Background: Previous research has linked insecure attachment styles and borderline personality organization to Substance Use Disorder (SUD). However, it still remains unclear whether those impairments apply to different kinds of SUDs to the same extent.
Background: This study explores the possibility that religious fundamentalism (RF) may be linked to deficits in personality structure, which is in contrast to the general assumption that religiosity and spirituality are positively related to mature personality development. Sampling and Methods: To test this hypothesis, 327 (232 female) college students completed the Multidimensional Inventory for Religious/Spiritual Well-Being together with the Innsbrucker Religious Fundamentalism Scale.
The relationship between substance use disorders (SUD) and brain deficits has been studied extensively. However, there is still a lack of research focusing on the structural neural connectivity in long-term polydrug use disorder (PUD). Since a deficiency in white matter integrity has been reported as being related to various parameters of increased psychopathology, it might be considered an aggravating factor in the treatment of SUD.
Background: In general religious/spiritual dimensions were found to be negatively correlated with all kinds of psychiatric disorders, and specifically with depression, suicidal ideation and substance abuse. In contrast to this, the goal of this study was to investigate the relationship between dimensions of Religious/Spiritual Well-being (RSWB) and less favourable aspects of personality, the so-called “Dark Triad” personality traits: narcissism, Machiavellianism and psychopathy together with general deficits in personality structure.
Objectives: To determine if the structure and centrality of the religious/spiritual construct system are associated with personality dimensions and psychopathological symptoms and to make clear any differences between addiction patients, general psychiatric patients and healthy controls? Methods: In total 420 people of both sexes were included in the study.
Objectives: The main purpose of this study was to investigate the linkage between differences in religious/spiritual well-being to personality and mental illness in psychiatric patients and healthy controls.
Methods: Addiction patients (N=120), depressive patients (N=100) and healthy controls (N=200) were given a multidimensional questionnaire for religious/spiritual well-being in combination with well established measures for personality/psychiatric diagnostics. Data were evaluated using descriptive methods, regression analysis and GLM multivariate.
Background: Religiosity and spirituality have been found to be substantially associated with a variety of mental health and illness parameters.

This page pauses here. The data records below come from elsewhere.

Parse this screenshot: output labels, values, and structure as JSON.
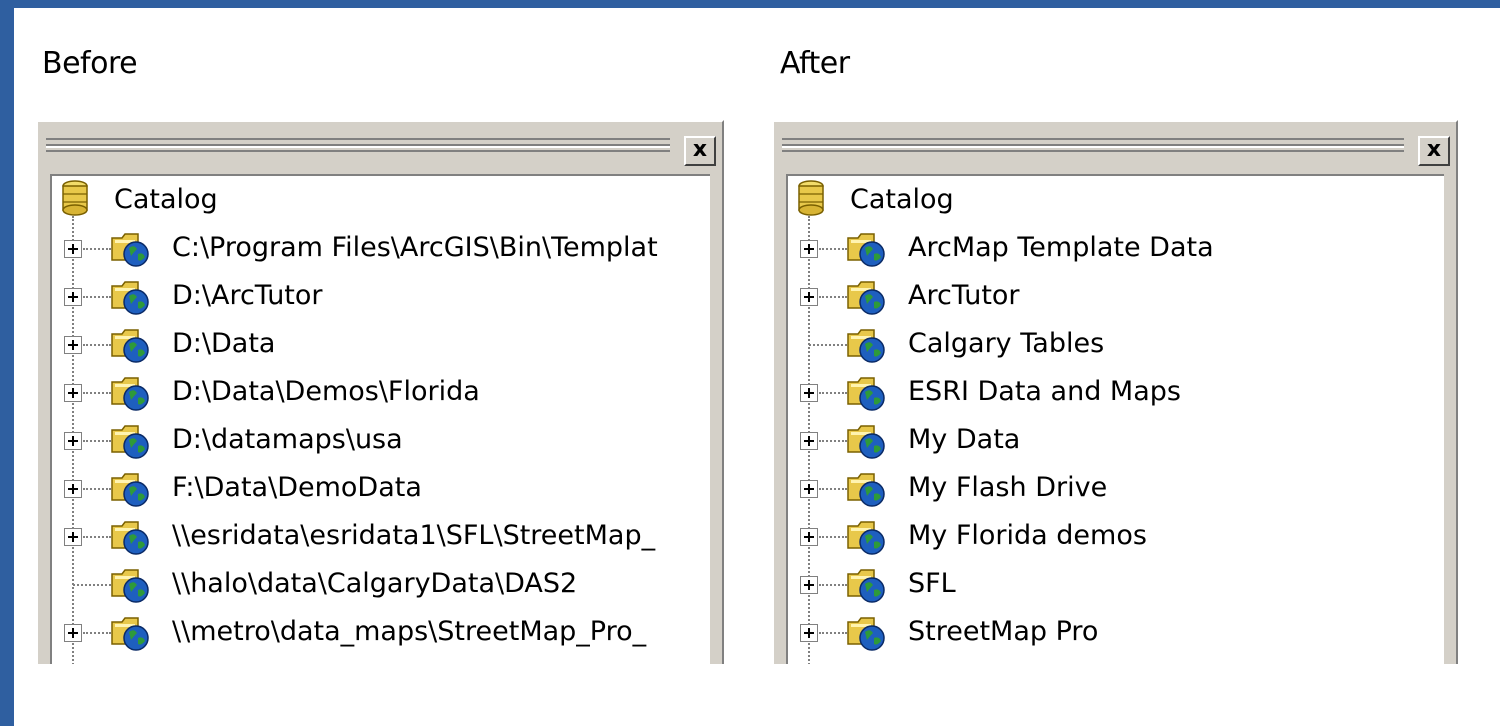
{
  "before": {
    "heading": "Before",
    "close_label": "x",
    "root_label": "Catalog",
    "items": [
      {
        "label": "C:\\Program Files\\ArcGIS\\Bin\\Templat",
        "expandable": true
      },
      {
        "label": "D:\\ArcTutor",
        "expandable": true
      },
      {
        "label": "D:\\Data",
        "expandable": true
      },
      {
        "label": "D:\\Data\\Demos\\Florida",
        "expandable": true
      },
      {
        "label": "D:\\datamaps\\usa",
        "expandable": true
      },
      {
        "label": "F:\\Data\\DemoData",
        "expandable": true
      },
      {
        "label": "\\\\esridata\\esridata1\\SFL\\StreetMap_",
        "expandable": true
      },
      {
        "label": "\\\\halo\\data\\CalgaryData\\DAS2",
        "expandable": false
      },
      {
        "label": "\\\\metro\\data_maps\\StreetMap_Pro_",
        "expandable": true
      }
    ]
  },
  "after": {
    "heading": "After",
    "close_label": "x",
    "root_label": "Catalog",
    "items": [
      {
        "label": "ArcMap Template Data",
        "expandable": true
      },
      {
        "label": "ArcTutor",
        "expandable": true
      },
      {
        "label": "Calgary Tables",
        "expandable": false
      },
      {
        "label": "ESRI Data and Maps",
        "expandable": true
      },
      {
        "label": "My Data",
        "expandable": true
      },
      {
        "label": "My Flash Drive",
        "expandable": true
      },
      {
        "label": "My Florida demos",
        "expandable": true
      },
      {
        "label": "SFL",
        "expandable": true
      },
      {
        "label": "StreetMap Pro",
        "expandable": true
      }
    ]
  },
  "icons": {
    "root": "catalog-icon",
    "item": "folder-connection-icon"
  },
  "colors": {
    "background": "#2f5fa0",
    "panel": "#d4d0c8",
    "folder": "#e8c84a",
    "globe": "#1e5fbf",
    "land": "#2e9a3a"
  }
}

However, relevant empirical evidence is sparse, and more research is needed in order to further understand what role religiosity/spirituality plays in the development, progression and healing process of a psychiatric disease. Thus, the purpose of this study was to find out more information about the religious/spiritual needs of anxious/depressive inpatients.